The preeminent literary critic of the 20st century was quite clear when it came to mystery novels: He had no use for them.
“I finally felt that I was unpacking large crates by swallowing the excelsior [sawdust used for packing] in order to find at the bottom a few bent and rusty nails,” Edmund Wilson wrote in the New Yorker about reading “The League of Frightened Men” by Nero Wolfe.
It was the first of two detective fiction takedowns Wilson would write in the magazine in 1944—and it got worse from there.
“I began to nurse a rankling conviction that detective stories in general profit by an unfair advantage in the code which forbids the reviewer to give away the secret to the public—a custom which results in the concealment of the pointlessness of a good deal of this fiction and affords a protection to the authors which no other department of writing enjoys,” Wilson continued.
Pointless or not, people remain stubbornly fond of a good mystery, though some critics still delight in dismissing them. Eight of the top 15 books on the New York Times’ bestseller list are mysteries, and ditto for hit television shows through the ages, from “Perry Mason to “Murder, She Wrote” to “Big Little Lies.”
You may count me among those who go in for the kind of good time a solid mystery offers. But after reading Wilson’s thoughts, it makes me wonder: What’s wrong with all of us? Do we just have bad taste? Is this disease similar to harboring a genuine appreciation for Olive Garden breadsticks or reality television?
Wilson didn’t think so. He believed that mysteries grew popular between the two world wars due to “an all-pervasive feeling of guilt and by a fear of impending disaster.” The confusion in the wake of World War I — “Who had committed the original crime and who was going to commit the next one?”— made people love stories in which the crime was obvious, the good guys and bad guys clearly delineated, and the story put to bed when the good guy triumphed, as he always did.
There’s certainly something to be said for that theory, and our world is no less morally ambiguous than that of the interwar period. But I have a different hypothesis. I think we like mysteries because they are the ultimate asymmetrical fight. It’s not that the good guy always wins—it’s that, by all rights, he or she probably shouldn’t have.

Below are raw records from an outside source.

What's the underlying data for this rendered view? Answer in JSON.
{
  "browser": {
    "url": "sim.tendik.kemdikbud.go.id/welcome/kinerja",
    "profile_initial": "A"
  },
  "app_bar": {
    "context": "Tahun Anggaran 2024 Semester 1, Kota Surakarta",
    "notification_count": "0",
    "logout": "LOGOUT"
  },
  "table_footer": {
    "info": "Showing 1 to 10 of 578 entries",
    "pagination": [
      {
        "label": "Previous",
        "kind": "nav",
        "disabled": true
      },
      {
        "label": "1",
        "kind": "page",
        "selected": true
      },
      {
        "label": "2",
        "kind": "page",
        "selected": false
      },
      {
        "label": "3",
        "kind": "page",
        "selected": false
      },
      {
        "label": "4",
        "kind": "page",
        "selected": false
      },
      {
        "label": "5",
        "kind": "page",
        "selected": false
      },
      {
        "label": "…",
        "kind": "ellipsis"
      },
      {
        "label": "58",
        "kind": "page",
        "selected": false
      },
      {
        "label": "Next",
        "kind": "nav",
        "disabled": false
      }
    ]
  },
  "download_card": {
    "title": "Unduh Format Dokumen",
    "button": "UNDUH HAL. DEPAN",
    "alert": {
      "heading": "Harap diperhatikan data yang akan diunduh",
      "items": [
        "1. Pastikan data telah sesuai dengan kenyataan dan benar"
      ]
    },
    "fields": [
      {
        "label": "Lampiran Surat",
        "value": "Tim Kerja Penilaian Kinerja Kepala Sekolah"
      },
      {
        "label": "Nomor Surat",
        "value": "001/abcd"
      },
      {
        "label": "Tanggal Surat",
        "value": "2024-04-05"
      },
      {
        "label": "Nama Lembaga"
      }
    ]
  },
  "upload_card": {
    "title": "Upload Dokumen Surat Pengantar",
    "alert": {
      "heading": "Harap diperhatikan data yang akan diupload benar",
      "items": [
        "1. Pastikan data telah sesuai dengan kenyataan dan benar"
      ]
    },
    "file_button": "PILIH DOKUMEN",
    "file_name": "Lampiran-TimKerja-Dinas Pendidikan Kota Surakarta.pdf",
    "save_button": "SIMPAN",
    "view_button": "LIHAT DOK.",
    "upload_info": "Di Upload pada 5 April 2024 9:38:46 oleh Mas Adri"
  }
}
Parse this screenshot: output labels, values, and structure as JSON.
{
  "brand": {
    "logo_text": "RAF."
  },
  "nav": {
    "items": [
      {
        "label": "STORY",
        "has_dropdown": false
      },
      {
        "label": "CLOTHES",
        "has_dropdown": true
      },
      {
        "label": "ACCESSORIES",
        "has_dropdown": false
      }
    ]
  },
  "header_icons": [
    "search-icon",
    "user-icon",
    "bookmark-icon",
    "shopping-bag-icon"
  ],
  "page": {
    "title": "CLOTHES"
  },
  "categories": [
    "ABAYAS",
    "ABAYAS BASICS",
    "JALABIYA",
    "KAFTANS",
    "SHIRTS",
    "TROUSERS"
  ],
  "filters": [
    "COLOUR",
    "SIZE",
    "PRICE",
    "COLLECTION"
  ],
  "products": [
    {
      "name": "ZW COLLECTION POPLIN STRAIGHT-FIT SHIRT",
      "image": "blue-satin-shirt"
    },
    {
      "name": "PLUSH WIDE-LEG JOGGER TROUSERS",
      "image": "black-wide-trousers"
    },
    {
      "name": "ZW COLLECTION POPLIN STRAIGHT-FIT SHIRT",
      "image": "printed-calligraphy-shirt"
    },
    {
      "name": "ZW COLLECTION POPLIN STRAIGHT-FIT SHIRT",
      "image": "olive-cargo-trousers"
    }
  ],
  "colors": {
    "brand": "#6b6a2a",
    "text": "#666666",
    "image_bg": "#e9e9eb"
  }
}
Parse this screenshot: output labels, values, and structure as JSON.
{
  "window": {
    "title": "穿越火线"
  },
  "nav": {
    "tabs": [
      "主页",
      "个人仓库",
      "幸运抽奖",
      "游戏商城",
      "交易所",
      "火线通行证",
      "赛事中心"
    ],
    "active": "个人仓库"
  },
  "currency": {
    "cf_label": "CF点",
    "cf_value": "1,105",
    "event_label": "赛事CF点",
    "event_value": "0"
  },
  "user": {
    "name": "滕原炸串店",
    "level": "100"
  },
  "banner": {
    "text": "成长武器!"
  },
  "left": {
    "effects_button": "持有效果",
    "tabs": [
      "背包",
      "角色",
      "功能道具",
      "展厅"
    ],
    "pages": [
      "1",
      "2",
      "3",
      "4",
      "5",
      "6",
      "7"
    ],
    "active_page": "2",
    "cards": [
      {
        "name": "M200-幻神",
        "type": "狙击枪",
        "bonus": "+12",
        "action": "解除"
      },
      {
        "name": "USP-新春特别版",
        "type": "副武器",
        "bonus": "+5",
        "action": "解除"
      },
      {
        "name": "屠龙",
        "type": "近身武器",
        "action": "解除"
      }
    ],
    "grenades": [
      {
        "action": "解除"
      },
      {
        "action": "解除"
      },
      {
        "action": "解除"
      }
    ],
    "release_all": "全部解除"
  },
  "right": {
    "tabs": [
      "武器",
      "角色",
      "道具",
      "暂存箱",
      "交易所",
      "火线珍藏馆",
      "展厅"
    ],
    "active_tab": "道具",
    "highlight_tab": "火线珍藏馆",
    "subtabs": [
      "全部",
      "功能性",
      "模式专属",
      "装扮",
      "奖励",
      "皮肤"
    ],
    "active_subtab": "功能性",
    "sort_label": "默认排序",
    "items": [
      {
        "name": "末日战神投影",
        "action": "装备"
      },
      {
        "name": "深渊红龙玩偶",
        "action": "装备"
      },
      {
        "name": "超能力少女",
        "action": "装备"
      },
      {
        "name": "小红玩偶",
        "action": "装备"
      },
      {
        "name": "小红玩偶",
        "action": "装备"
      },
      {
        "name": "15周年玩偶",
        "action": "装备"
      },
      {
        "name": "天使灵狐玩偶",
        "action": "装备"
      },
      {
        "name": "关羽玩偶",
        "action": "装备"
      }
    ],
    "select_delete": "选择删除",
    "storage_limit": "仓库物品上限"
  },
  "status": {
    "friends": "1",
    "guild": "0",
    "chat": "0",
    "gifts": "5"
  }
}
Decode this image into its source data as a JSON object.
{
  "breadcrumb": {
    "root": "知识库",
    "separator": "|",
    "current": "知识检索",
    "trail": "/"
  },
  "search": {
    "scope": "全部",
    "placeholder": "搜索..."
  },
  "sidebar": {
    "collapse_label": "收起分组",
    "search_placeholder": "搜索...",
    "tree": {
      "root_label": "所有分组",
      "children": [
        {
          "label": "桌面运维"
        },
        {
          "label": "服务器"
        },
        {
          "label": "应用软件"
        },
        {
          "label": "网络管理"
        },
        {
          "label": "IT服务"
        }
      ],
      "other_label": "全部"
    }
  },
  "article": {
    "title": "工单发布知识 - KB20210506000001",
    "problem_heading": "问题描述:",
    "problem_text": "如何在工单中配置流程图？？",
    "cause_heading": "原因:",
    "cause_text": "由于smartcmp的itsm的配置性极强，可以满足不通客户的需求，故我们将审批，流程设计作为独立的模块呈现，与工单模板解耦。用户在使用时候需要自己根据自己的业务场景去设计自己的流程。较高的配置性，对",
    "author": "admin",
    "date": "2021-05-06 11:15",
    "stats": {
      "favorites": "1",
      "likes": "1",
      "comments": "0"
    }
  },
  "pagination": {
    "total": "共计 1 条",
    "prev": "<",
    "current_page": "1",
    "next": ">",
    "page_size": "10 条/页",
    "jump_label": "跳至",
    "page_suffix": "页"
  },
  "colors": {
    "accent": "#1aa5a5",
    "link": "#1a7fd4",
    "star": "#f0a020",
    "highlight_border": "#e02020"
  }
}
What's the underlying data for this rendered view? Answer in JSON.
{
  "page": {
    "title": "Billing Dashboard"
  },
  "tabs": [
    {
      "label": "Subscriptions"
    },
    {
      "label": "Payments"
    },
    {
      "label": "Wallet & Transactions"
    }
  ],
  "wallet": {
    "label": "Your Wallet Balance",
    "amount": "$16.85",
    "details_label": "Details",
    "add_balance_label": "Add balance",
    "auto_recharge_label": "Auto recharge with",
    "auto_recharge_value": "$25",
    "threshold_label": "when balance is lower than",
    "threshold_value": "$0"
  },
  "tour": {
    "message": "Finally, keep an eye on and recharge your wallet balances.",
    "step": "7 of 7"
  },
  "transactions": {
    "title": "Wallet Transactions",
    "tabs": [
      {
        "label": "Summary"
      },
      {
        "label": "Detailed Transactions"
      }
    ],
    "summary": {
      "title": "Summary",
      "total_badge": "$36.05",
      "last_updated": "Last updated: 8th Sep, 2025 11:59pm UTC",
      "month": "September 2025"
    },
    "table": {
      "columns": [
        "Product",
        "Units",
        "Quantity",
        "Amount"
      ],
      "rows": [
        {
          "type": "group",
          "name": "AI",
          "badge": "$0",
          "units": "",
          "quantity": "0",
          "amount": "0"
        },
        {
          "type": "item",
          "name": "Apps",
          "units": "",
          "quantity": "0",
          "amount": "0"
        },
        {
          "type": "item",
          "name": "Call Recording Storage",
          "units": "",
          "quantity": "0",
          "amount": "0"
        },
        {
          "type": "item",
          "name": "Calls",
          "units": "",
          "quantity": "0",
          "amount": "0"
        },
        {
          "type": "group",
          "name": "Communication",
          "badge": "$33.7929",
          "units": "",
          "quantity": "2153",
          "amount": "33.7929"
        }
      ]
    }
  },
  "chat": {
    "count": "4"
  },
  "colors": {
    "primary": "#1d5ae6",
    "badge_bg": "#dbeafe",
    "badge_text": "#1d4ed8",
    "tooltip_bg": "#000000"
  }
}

Many of our most treasured sleuths are amateurs. Nancy Drew and the Hardy Boys are teenagers, while Agatha Christie’s Miss Marple is a nice, elderly British lady who putters around St. Mary Mead like any other spinster of her day, except when she’s outsmarting Scotland Yard’s finest.
(Miss Marple has a surprising number of opportunities to test her wits against professional detectives, by the way, given the size of her village. If I were you, I would steer clear of both St. Mary Mead and Cabot Cove, Maine, where mystery writer Jessica Fletcher of “Murder, She Wrote” presides over what is surely the most murderous fishing village in the history of the world.)
Even the detectives who are detectives exist outside the law enforcement establishment. Jo Nesbo’s acerbic and heavily addicted Harry Hole is perpetually on the outs with many of his colleagues in the Oslo PD. Sherlock Holmes is a private detective, and so is Christie’s Hercule Poirot. (In some novels, Poirot is retired.) Holmes has been known to dabble in cocaine, and Poirot is a Belgian refugee who gets motion-sick.
This unlikely coterie of children, retirees, and alcoholics don’t just solve any sort of crime—they solve perfect crimes. Not because they’re brilliant—though, of course they are. Every great fictional sleuth possesses either an uncanny understanding of human nature, a religious devotion to logic and observation, or both. But that’s not why our mystery-solvers win the day—they win because they are relentless and obsessive. You always knew Lieutenant Colombo, of the eponymous show, was getting hot on the trail when he seemed to be finished mumbling through an interview with an impatient suspect, only to mutter the magic words— “Just one more thing.”
“Just one more thing” is what separates mysteries from fantasies. There is no magic in what our favorite sleuths do. They don’t actually read minds, they’ve simply trained themselves to look at the things no one else sees, to notice the smallest details, to listen and remember what people say and how they say it. They know how to separate what they actually know from what they have merely assumed. And, most importantly, they worry over a case until it is solved.
When you put it like that, any one of us could train ourselves to solve mysteries—and not just the mystery of “What Mrs. McGillicudy Saw,” but real mysteries. Like what our client meant by that comment, the objectives of our scheming coworkers, or how our lovers and friends truly feel about us.
Put simply, mysteries allow us to believe that we could all be the Miss Marple who outsmarts the arrogant detective from Scotland Yard, though we have less formal experience and neither look nor dress the part. A silly notion, until you consider that a teenager in a hoodie did manage to create the largest social network in the world, and a research chemist and mother of two became an “Iron Lady,” the most powerful woman in the world.
Mysteries may be a lot of things—escapist fun, guilty pleasures—but they are certainly not pointless.